How To Make Elote (Mexican Street Corn)
What You Need
medium fresh ears of corn
Mexican crema or sour cream
lime juice (from 1 medium lime)
crumbled cotija cheese (Parmesan will work if you can't find cotija)
medium lime, cut into wedges, for serving
Husk the corn: If your corn still has husks, remove them and the silk from the corn, but keep as much of the stalk end attached as possible.
Prepare a grill: Heat an outdoor gas grill to high or prepare a charcoal grill for indirect heat. A grill pan over medium heat will work as well.
Make the sauce: While the grill heats, place the mayonnaise, crema or sour cream, lime juice, chili powder, and cumin in a medium bowl and whisk until smooth. Transfer this sauce into a tall, narrow drinking glass. Put the cotija on a large plate.
Grill the corn: Grill the corn uncovered until some the kernels are bright yellow and a few are charred, 2 to 3 minutes per side, for a total of 12 to 15 minutes. Remove the corn from the grill and cool for 5 minutes.
Dip the corn: Hold the drinking glass of sauce at an angle, then dip a cooled ear of corn into the mixture, turning the cob to coat completely. Hold the cob over the glass and shake gently to let the excess sauce drip back into the glass.
Roll in the cheese: Roll the dipped cob in the crumbled cheese to coat completely. Place on a serving platter.
Repeat and serve: Repeat dipping and rolling the remaining corn in the sauce and cheese. Serve with lime wedges for squeezing over the corn.

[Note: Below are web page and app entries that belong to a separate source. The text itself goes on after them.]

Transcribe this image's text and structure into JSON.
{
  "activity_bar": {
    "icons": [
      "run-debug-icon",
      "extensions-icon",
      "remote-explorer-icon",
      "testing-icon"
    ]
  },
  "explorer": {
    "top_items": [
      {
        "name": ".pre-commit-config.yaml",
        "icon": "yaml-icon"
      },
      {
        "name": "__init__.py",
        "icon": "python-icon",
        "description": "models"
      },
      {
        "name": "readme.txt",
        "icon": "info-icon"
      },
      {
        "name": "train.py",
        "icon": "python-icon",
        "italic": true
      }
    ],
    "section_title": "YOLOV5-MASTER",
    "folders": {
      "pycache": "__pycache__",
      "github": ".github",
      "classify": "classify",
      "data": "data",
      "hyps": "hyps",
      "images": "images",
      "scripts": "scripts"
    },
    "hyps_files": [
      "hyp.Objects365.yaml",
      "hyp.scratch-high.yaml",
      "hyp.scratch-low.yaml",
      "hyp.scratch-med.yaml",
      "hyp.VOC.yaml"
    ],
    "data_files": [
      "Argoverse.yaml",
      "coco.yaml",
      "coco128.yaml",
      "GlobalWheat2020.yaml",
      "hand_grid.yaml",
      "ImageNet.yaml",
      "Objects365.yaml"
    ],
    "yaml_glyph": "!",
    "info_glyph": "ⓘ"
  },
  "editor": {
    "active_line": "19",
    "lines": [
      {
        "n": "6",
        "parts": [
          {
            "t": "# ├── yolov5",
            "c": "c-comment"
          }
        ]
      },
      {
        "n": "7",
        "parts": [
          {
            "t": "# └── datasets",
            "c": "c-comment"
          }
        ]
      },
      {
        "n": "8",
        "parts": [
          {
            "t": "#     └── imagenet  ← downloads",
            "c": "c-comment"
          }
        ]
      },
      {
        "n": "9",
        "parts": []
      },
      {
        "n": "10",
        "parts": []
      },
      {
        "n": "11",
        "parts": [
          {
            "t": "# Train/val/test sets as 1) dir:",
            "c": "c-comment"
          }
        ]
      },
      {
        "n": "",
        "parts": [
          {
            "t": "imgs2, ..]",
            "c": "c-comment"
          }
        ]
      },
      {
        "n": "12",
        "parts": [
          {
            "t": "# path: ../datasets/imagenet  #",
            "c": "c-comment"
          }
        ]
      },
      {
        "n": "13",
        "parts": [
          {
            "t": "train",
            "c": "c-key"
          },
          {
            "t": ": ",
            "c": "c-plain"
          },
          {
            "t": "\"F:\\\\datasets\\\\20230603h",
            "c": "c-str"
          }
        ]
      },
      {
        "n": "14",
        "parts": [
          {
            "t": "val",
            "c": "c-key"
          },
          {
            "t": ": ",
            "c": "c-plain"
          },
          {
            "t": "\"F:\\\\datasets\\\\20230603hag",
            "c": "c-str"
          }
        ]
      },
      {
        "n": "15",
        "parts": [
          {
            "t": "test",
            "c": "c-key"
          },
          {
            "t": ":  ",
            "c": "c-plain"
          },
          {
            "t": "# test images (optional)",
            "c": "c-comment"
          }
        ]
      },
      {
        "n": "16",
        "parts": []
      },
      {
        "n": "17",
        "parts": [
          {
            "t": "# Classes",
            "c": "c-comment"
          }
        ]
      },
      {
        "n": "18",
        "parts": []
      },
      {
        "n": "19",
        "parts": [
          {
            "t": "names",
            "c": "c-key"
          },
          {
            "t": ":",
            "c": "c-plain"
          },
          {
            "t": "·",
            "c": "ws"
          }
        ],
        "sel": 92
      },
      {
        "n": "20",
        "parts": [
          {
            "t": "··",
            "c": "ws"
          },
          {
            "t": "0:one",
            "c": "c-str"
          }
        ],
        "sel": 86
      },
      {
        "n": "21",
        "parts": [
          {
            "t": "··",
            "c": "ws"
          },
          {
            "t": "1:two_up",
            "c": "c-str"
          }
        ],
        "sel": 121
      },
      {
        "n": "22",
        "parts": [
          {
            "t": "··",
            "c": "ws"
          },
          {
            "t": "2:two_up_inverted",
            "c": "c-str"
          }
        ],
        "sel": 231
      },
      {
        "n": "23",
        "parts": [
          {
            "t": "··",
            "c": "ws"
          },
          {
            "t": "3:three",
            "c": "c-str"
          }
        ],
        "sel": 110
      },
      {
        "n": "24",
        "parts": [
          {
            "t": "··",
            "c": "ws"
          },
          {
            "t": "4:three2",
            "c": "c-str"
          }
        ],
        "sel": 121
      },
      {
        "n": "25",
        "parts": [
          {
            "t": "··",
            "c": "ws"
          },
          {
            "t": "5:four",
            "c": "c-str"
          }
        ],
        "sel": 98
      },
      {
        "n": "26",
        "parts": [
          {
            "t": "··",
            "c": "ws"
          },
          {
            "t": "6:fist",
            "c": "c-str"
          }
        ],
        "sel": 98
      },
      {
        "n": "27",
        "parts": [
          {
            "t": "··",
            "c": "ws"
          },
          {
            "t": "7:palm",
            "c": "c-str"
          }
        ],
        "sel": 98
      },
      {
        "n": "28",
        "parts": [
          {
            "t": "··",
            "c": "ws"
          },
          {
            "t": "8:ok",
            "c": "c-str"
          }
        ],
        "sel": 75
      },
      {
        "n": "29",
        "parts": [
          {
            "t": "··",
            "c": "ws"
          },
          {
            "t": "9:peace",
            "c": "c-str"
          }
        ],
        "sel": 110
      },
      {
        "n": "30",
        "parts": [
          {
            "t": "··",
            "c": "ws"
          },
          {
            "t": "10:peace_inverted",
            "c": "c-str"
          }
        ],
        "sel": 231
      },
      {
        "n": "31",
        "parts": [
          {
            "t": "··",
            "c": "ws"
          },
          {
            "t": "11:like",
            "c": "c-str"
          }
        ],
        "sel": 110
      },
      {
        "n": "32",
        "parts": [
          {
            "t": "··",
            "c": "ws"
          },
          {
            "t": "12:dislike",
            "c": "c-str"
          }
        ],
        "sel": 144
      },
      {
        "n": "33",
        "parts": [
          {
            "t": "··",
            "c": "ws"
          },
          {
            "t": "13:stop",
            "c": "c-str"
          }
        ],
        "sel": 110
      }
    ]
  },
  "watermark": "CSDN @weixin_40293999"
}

Make ahead: The sauce mixture can be made and stored in the refrigerator up to 2 days ahead.